What do you do at the end of a car lease? 

There are three main options that drivers can take at this crossroads. You can trade in the vehicle and get a new one, return it and walk away or purchase the leased vehicle.  

1. Trade-in for a new vehicle

If you are interested in getting behind the wheel of a different vehicle but not ready to commit to a purchase, trading in could be a good option for you. Before trading in make sure to investigate the vehicle’s value. You can use this number as leverage during the negotiation process. Depending on the specifics of your lease agreement, you may be able to dodge the wear and tear, disposition and mileage fees. Many dealerships offer exclusive deals to encourage drivers to continue leasing with them, so be on the lookout for any special offers available. 

2. Return it and walk away

If this is no longer the car or leasing company for you, it might be time to return it and just walk away. Be prepared to pay some fees if you go with this choice. You can expect to pay the disposition fee and the typical wear and tear or mileage charges outlined in your lease agreement. But once that is settled you are good to walk away until you are ready to sign another lease.  

3. Purchase the vehicle 

If you have fallen in love with the vehicle, you have the option to purchase it at the end of your lease. This lease buyout option will be outlined in your lease agreement. To get the most out of the deal, understand the car’s value compared to how much the leasing company wants for it before going ahead with the purchase.  

How to get out of a car lease early 

If the car lease has become too expensive or the vehicle no longer meets your needs, you may want to exit the lease earlier than noted in your lease agreement. Consider these options before going ahead with a lease termination. 

Ask for an early lease termination 

If you are looking to get the vehicle off your hands as soon as possible, this option could work for you. But you will be expected to pay a termination fee along with the depreciation gathered on the vehicle. In all, it can be extremely expensive to go through with an early lease termination. 

Not all leasing companies offer this option though, so check your contract.

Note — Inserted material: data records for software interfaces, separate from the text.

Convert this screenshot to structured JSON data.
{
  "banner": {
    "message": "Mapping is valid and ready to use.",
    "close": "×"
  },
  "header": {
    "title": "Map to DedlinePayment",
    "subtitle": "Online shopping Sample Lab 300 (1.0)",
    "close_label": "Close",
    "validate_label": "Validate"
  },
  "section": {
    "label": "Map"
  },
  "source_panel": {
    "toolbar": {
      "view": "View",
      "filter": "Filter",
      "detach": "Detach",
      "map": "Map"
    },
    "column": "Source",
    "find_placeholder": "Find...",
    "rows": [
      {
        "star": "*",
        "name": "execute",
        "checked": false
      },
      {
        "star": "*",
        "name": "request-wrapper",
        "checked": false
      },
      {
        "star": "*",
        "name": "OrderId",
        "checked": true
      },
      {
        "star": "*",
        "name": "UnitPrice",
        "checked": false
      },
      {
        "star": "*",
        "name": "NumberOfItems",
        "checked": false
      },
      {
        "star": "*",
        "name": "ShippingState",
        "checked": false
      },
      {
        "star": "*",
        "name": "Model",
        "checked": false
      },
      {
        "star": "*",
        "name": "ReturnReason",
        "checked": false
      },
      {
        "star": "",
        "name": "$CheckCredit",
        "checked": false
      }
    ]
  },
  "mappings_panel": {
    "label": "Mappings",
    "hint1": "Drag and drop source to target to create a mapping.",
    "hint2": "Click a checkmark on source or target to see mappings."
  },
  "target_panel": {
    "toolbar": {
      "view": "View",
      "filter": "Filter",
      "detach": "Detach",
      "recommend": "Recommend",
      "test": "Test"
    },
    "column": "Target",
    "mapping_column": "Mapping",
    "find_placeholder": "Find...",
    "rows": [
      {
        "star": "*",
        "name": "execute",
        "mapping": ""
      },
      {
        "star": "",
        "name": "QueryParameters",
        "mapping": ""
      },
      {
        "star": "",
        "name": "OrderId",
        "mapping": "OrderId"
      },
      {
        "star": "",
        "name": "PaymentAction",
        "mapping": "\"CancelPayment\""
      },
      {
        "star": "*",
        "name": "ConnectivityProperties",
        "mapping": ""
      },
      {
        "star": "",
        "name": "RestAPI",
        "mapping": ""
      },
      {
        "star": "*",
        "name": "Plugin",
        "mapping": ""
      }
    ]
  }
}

If you’re still unsure, give the company a call. You can request the total payoff amount for an early lease termination at the same time. 

Find someone to take over the lease 

A lease transfer is a great way to get out of a car lease. In this scenario, you just transfer your vehicle to a new lessee. This new lessee must still meet the lease requirements and be in your state, but it is a great way to get the vehicle off your hands. You will still need to pay a transfer fee, but it is typically cheaper than other options.  

You can use a third-party service to help this process along too. A site like LeaseTrader can assist with finding someone to take over your lease.  

Buy it outright 

You can sometimes purchase your leased vehicle before the end of the contract. An early lease buyout usually still comes with fees — along with the payoff amount. You will need to factor in the car’s residual value and all remaining monthly payments. 

The benefit is that you can potentially sell and come out ahead, or at least flat. But it requires fully calculating the value, and the trickier work of anticipating how much you might be able to sell the car for privately. 

The bottom line 

Leasing is a great way to get yourself a vehicle without having to commit but when it comes time for the lease to end costs can add up. Take the extra time needed to read the fine print of your lease agreement to ensure that you understand what to do at the end of your car lease.  

Written by
Rebecca Betterton
Auto Loans Reporter
Rebecca Betterton is the auto loans reporter for Bankrate. She specializes in assisting readers in navigating the ins and outs of securely borrowing money to purchase a car.
Edited by
Rhys Subitch